Material shown:
^^^^^^^^^^^^^^^^

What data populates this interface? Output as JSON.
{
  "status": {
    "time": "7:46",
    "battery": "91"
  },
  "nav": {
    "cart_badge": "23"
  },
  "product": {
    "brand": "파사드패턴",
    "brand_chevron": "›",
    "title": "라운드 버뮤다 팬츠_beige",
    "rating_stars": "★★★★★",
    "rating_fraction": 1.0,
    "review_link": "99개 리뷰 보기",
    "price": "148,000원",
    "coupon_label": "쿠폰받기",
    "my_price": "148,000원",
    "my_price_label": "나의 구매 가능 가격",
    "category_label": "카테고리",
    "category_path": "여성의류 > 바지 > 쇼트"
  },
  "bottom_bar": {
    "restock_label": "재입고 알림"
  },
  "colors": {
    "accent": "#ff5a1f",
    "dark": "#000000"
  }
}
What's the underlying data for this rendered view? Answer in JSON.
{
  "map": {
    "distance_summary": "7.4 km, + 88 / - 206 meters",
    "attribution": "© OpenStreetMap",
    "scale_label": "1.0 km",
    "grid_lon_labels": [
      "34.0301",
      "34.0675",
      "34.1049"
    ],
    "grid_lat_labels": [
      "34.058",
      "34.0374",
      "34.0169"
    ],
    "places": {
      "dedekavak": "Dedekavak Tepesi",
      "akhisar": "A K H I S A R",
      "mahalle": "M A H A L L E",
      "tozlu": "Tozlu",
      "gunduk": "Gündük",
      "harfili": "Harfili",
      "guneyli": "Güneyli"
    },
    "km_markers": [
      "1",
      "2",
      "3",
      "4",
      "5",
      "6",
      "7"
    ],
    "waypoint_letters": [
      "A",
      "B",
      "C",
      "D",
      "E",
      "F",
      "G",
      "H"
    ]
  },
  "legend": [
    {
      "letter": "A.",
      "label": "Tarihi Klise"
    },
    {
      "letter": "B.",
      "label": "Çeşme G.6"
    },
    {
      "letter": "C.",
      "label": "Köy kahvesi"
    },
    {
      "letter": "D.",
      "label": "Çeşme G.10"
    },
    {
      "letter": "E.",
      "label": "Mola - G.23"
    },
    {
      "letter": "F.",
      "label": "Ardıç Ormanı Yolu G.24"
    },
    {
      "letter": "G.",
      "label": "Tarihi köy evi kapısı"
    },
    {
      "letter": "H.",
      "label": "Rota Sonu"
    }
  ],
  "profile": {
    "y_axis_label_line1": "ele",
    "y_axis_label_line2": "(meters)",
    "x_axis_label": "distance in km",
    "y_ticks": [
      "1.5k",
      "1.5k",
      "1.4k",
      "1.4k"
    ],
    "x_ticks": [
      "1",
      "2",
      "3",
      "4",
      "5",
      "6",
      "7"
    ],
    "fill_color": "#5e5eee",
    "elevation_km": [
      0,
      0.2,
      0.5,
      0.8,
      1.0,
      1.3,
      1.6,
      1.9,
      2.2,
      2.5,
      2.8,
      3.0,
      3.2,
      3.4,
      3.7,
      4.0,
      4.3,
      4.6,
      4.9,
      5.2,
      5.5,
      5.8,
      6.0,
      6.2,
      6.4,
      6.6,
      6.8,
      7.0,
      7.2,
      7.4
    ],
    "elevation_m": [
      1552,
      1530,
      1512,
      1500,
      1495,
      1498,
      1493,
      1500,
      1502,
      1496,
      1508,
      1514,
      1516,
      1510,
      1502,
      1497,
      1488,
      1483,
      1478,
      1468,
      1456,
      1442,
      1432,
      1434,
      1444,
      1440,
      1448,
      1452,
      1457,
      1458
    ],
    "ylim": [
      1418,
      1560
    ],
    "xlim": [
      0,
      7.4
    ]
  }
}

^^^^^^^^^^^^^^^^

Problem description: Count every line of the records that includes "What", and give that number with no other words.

Solution to this exercise: 2